The infrared spectrum spans the gap between red light and microwave radiation and consists of a very large range of wavelengths from 0.75µm to 1000µm (compare to 0.38µm to 0.75µm for the entire range of visible light). With such a broad range, it is not surprising that the properties of IR radiation vary widely with wavelength and therefore are usually categorized as follows:
- near infrared (NIR, IR-A): 0.75–1.4 µm, this range is defined by the water absorption properties and is commonly used in fiber optic communication because of low attenuation losses in the SiO2 glass (silica) fiber.
- short wavelength IR (SWIR, IR-B): 1.4–3 µm, water absorption is substantial in this range.
- mid wavelength IR (MWIR, IR-C) also intermediate-IR (IIR): 3–8 µm
- long wavelength IR (LWIR, IR-C): 8–15 µm (The wavelength used by the Paparazzi IR sensors)
- far infrared (FIR): 15–1,000 µm (FIR lasers are used to detect explosives and chemical agents by infrared spectroscopy)
Near IR behaves much like red light, and can be focused in a glass lens or used to illuminate objects and is commonly used for dramatic effects in photography.
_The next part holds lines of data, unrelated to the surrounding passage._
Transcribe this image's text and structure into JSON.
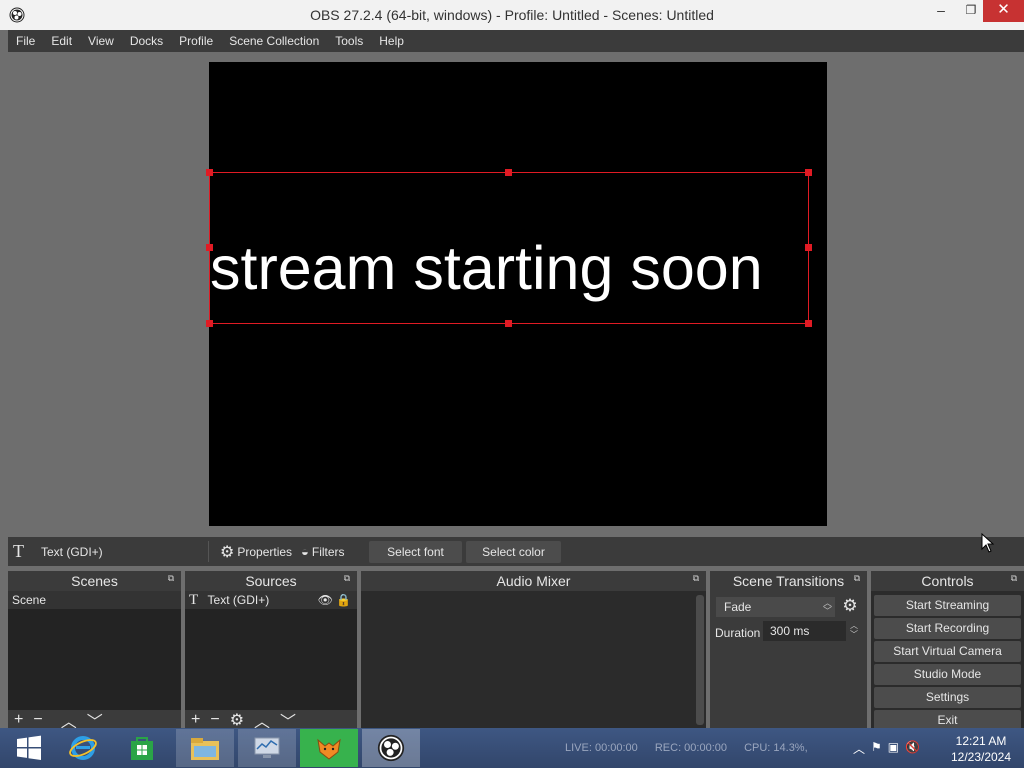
{
  "window": {
    "title": "OBS 27.2.4 (64-bit, windows) - Profile: Untitled - Scenes: Untitled",
    "minimize": "–",
    "maximize": "❐",
    "close": "✕"
  },
  "menu": [
    "File",
    "Edit",
    "View",
    "Docks",
    "Profile",
    "Scene Collection",
    "Tools",
    "Help"
  ],
  "preview": {
    "text": "stream starting soon"
  },
  "source_toolbar": {
    "source_icon": "T",
    "source_name": "Text (GDI+)",
    "properties": "Properties",
    "filters": "Filters",
    "select_font": "Select font",
    "select_color": "Select color"
  },
  "scenes": {
    "title": "Scenes",
    "items": [
      "Scene"
    ]
  },
  "sources": {
    "title": "Sources",
    "items": [
      {
        "name": "Text (GDI+)"
      }
    ]
  },
  "mixer": {
    "title": "Audio Mixer"
  },
  "transitions": {
    "title": "Scene Transitions",
    "selected": "Fade",
    "duration_label": "Duration",
    "duration_value": "300 ms"
  },
  "controls": {
    "title": "Controls",
    "buttons": [
      "Start Streaming",
      "Start Recording",
      "Start Virtual Camera",
      "Studio Mode",
      "Settings",
      "Exit"
    ]
  },
  "status": {
    "live": "LIVE: 00:00:00",
    "rec": "REC: 00:00:00",
    "cpu": "CPU: 14.3%,"
  },
  "clock": {
    "time": "12:21 AM",
    "date": "12/23/2024"
  },
  "colors": {
    "selection": "#e01b24",
    "panel": "#3b3b3b",
    "close_button": "#c73232"
  }
}
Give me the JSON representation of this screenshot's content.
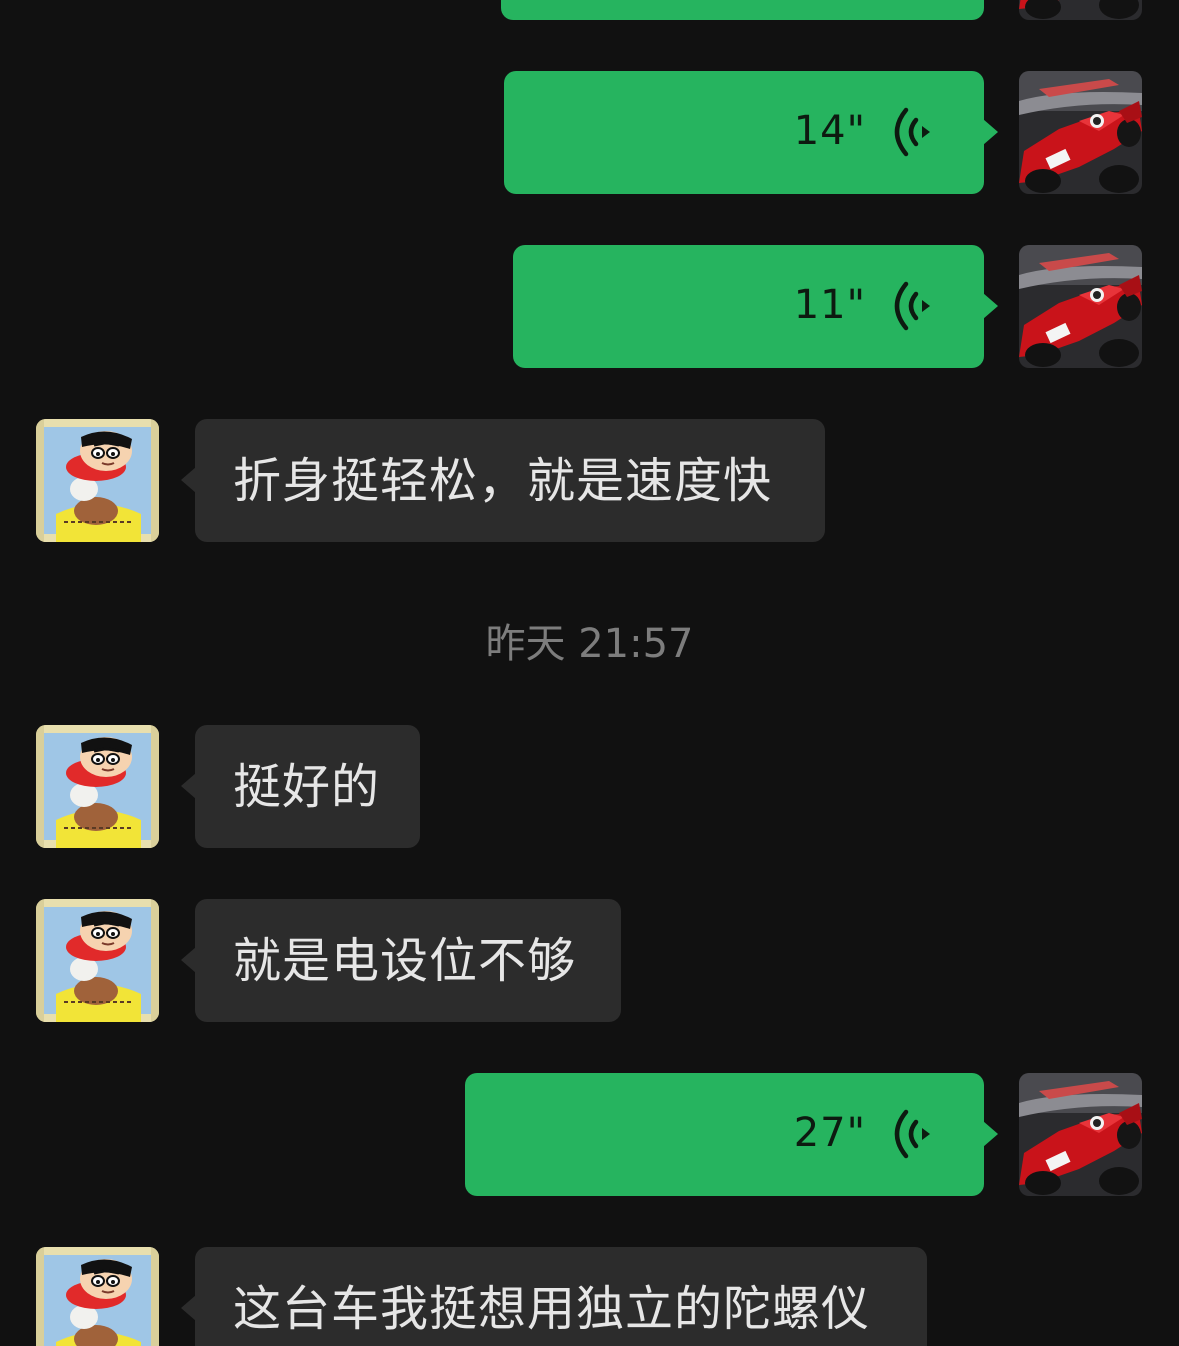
{
  "chat": {
    "timestamp": "昨天 21:57",
    "messages": [
      {
        "id": "m0",
        "from": "me",
        "type": "voice",
        "duration": ""
      },
      {
        "id": "m1",
        "from": "me",
        "type": "voice",
        "duration": "14\""
      },
      {
        "id": "m2",
        "from": "me",
        "type": "voice",
        "duration": "11\""
      },
      {
        "id": "m3",
        "from": "them",
        "type": "text",
        "text": "折身挺轻松，就是速度快"
      },
      {
        "id": "m4",
        "from": "them",
        "type": "text",
        "text": "挺好的"
      },
      {
        "id": "m5",
        "from": "them",
        "type": "text",
        "text": "就是电设位不够"
      },
      {
        "id": "m6",
        "from": "me",
        "type": "voice",
        "duration": "27\""
      },
      {
        "id": "m7",
        "from": "them",
        "type": "text",
        "text": "这台车我挺想用独立的陀螺仪"
      }
    ]
  },
  "icons": {
    "voice": "voice-wave-icon",
    "avatar_me": "race-car-avatar",
    "avatar_them": "cartoon-boy-avatar"
  },
  "colors": {
    "background": "#111111",
    "sent_bubble": "#26b45f",
    "received_bubble": "#2c2c2c",
    "received_text": "#e6e6e6",
    "timestamp_text": "#7d7d7d"
  }
}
Digital cameras are highly sensitive to NIR and typically include a filter to prevent this light from degrading the quality of the visible range.
LWIR is more similar to microwave, and is a form of radiation emitted from within any material of any temperature above absolute zero. The emitted frequency is dependent on the temperature of the material and objects of common "earthly" temperatures typically emit radiation in the range of 8-12µm. The IR sensors used by Paparazzi are sensitive only to this range and therefore are not affected by objects of higher temperature, such as the sun. This range of IR passes easily through smoke and rain but can be blocked with a simple piece of clear tape.
The IR thermopiles used for attitude detection use the thermoelectric effect to convert heat to voltage. They require no power and the voltage produced is extremely low ~ 40µV/K^4. To convert this low voltage into something that can be measured by the autopilot we first connect the sensors in geometrically opposed pairs and wire them together backwards - output-to-output, such that the system will produce 0V if the sensors are of equal temperature, and any difference between temperatures creates either a positive or negative voltage. Next we amplify this voltage by a factor of 500x and add a 1.65V DC offset. The result is that for normal earthly temperatures, the sensor pair will output a voltage of 0V - 3.3V at extreme temperature differences and 1.65V at equilibrium.
As the Earth emits substantially more IR radiation than the sky, we can always measure the difference between Earth and sky - even in cloudy/rainy weather, over snow covered land, or at night. The voltage produced by the sensor pair is proportional to two factors:
- The angle of the aircraft
- The local ground/sky temperature difference
The sensors typically have a 100 degree field of view and produce a somewhat sinusoidal voltage response relative to their angle orientation. as seen in the plot to the right. By combining the data from 3 orthogonal pairs of sensors (X, Y, Z axes) we can compute the exact bank and pitch angles of the aircraft in any weather/terrain conditions with the following caveats:
- Thermopile response is not perfectly sinusoidal so some approximate correction factors must be manually tuned
- Thermopiles react slowly (~25ms time constant), producing a phase delay that can cause oscillation on agile airplanes if a gyro is not implemented
- Thermopiles must be dry. A water drop on the sensor will degrade its function. It is therefore not recommended to fly in precipitation or in heavy fog/clouds.
Further infrared sensor information:
- "Horizon Sensing Attitude Stabilisation: A VMC Autopilot"
- "NASA Tech Note TN D-6616" and other NASA reports.
Infrared Stabilization Principle
The paparazzi autopilot uses infrared thermopiles for primary attitude sensing. The theory is that at zero bank or pitch angle, the difference in the heat between the two sensors should be zero, and at 90 degrees it should be maximum. From this relationship a linear regression is made and angles are calculated during flight.
Each pair of sensors measures one axis, a minimum of 2 pairs must be used to measure pitch and roll but best results are obtained thru the use of a 3rd pair on the vertical axis. Since the output signal from each sensor pair is proportional to both the attitude and the weather/terrain, systems with only x-y sensors require a ground calibration and may not provide accurate angle calculations as the aircraft travels over terrain with different IR radiation.
The Thermopiles are: